▸ **Work request**
Down to the last line, repeat the data below exactly.

[Data records for software interfaces]
# # #
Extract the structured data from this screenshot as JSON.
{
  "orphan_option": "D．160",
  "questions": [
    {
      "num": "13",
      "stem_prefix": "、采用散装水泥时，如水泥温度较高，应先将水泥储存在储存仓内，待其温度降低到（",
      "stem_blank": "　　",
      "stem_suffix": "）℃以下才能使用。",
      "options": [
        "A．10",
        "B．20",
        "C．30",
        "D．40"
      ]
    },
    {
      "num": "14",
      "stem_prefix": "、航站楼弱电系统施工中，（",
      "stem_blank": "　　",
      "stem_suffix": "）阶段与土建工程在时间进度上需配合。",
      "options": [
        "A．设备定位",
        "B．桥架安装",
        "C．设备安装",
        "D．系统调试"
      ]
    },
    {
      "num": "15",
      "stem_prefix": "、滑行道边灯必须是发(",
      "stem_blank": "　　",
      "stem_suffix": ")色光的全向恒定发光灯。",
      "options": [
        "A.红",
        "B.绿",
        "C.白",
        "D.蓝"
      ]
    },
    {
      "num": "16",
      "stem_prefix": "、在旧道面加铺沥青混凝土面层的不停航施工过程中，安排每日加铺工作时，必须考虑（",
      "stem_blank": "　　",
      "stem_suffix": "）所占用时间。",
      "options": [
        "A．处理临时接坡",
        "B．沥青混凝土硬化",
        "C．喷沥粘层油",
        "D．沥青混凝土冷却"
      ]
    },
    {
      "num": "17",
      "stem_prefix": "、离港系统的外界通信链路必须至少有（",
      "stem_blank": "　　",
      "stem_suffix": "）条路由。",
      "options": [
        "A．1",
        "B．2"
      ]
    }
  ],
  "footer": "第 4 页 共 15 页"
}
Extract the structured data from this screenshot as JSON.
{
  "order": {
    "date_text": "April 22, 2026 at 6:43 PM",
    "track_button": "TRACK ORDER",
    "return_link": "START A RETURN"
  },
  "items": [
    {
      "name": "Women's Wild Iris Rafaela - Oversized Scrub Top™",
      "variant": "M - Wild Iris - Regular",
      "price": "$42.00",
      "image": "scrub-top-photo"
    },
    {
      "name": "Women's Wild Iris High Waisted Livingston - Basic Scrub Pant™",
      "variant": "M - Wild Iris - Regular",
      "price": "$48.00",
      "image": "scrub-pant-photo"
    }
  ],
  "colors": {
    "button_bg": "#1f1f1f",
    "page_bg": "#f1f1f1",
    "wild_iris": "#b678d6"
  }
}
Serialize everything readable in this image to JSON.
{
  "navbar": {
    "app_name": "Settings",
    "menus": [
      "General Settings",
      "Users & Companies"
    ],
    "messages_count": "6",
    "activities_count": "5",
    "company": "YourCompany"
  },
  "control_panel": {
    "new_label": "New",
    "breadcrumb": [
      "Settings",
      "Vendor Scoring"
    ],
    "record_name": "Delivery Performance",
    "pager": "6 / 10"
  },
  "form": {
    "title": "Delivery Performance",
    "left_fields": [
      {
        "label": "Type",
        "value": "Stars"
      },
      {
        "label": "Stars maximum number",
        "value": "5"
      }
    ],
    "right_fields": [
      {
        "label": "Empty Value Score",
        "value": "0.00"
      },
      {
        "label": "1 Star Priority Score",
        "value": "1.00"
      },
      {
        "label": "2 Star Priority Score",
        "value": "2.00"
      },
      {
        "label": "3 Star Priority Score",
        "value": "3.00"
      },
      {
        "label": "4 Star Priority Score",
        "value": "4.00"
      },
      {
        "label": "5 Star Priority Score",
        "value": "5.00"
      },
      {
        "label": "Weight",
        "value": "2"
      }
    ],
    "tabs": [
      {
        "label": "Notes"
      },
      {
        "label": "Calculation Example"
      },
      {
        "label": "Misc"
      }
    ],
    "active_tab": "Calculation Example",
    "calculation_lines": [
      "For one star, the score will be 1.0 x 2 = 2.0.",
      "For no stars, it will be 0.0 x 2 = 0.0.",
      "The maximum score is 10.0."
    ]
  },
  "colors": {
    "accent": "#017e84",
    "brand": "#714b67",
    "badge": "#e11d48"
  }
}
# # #
▸ **The completed task**
Extract the structured data from this screenshot as JSON.
{
  "orphan_option": "D．160",
  "questions": [
    {
      "num": "13",
      "stem_prefix": "、采用散装水泥时，如水泥温度较高，应先将水泥储存在储存仓内，待其温度降低到（",
      "stem_blank": "　　",
      "stem_suffix": "）℃以下才能使用。",
      "options": [
        "A．10",
        "B．20",
        "C．30",
        "D．40"
      ]
    },
    {
      "num": "14",
      "stem_prefix": "、航站楼弱电系统施工中，（",
      "stem_blank": "　　",
      "stem_suffix": "）阶段与土建工程在时间进度上需配合。",
      "options": [
        "A．设备定位",
        "B．桥架安装",
        "C．设备安装",
        "D．系统调试"
      ]
    },
    {
      "num": "15",
      "stem_prefix": "、滑行道边灯必须是发(",
      "stem_blank": "　　",
      "stem_suffix": ")色光的全向恒定发光灯。",
      "options": [
        "A.红",
        "B.绿",
        "C.白",
        "D.蓝"
      ]
    },
    {
      "num": "16",
      "stem_prefix": "、在旧道面加铺沥青混凝土面层的不停航施工过程中，安排每日加铺工作时，必须考虑（",
      "stem_blank": "　　",
      "stem_suffix": "）所占用时间。",
      "options": [
        "A．处理临时接坡",
        "B．沥青混凝土硬化",
        "C．喷沥粘层油",
        "D．沥青混凝土冷却"
      ]
    },
    {
      "num": "17",
      "stem_prefix": "、离港系统的外界通信链路必须至少有（",
      "stem_blank": "　　",
      "stem_suffix": "）条路由。",
      "options": [
        "A．1",
        "B．2"
      ]
    }
  ],
  "footer": "第 4 页 共 15 页"
}
Extract the structured data from this screenshot as JSON.
{
  "order": {
    "date_text": "April 22, 2026 at 6:43 PM",
    "track_button": "TRACK ORDER",
    "return_link": "START A RETURN"
  },
  "items": [
    {
      "name": "Women's Wild Iris Rafaela - Oversized Scrub Top™",
      "variant": "M - Wild Iris - Regular",
      "price": "$42.00",
      "image": "scrub-top-photo"
    },
    {
      "name": "Women's Wild Iris High Waisted Livingston - Basic Scrub Pant™",
      "variant": "M - Wild Iris - Regular",
      "price": "$48.00",
      "image": "scrub-pant-photo"
    }
  ],
  "colors": {
    "button_bg": "#1f1f1f",
    "page_bg": "#f1f1f1",
    "wild_iris": "#b678d6"
  }
}
Serialize everything readable in this image to JSON.
{
  "navbar": {
    "app_name": "Settings",
    "menus": [
      "General Settings",
      "Users & Companies"
    ],
    "messages_count": "6",
    "activities_count": "5",
    "company": "YourCompany"
  },
  "control_panel": {
    "new_label": "New",
    "breadcrumb": [
      "Settings",
      "Vendor Scoring"
    ],
    "record_name": "Delivery Performance",
    "pager": "6 / 10"
  },
  "form": {
    "title": "Delivery Performance",
    "left_fields": [
      {
        "label": "Type",
        "value": "Stars"
      },
      {
        "label": "Stars maximum number",
        "value": "5"
      }
    ],
    "right_fields": [
      {
        "label": "Empty Value Score",
        "value": "0.00"
      },
      {
        "label": "1 Star Priority Score",
        "value": "1.00"
      },
      {
        "label": "2 Star Priority Score",
        "value": "2.00"
      },
      {
        "label": "3 Star Priority Score",
        "value": "3.00"
      },
      {
        "label": "4 Star Priority Score",
        "value": "4.00"
      },
      {
        "label": "5 Star Priority Score",
        "value": "5.00"
      },
      {
        "label": "Weight",
        "value": "2"
      }
    ],
    "tabs": [
      {
        "label": "Notes"
      },
      {
        "label": "Calculation Example"
      },
      {
        "label": "Misc"
      }
    ],
    "active_tab": "Calculation Example",
    "calculation_lines": [
      "For one star, the score will be 1.0 x 2 = 2.0.",
      "For no stars, it will be 0.0 x 2 = 0.0.",
      "The maximum score is 10.0."
    ]
  },
  "colors": {
    "accent": "#017e84",
    "brand": "#714b67",
    "badge": "#e11d48"
  }
}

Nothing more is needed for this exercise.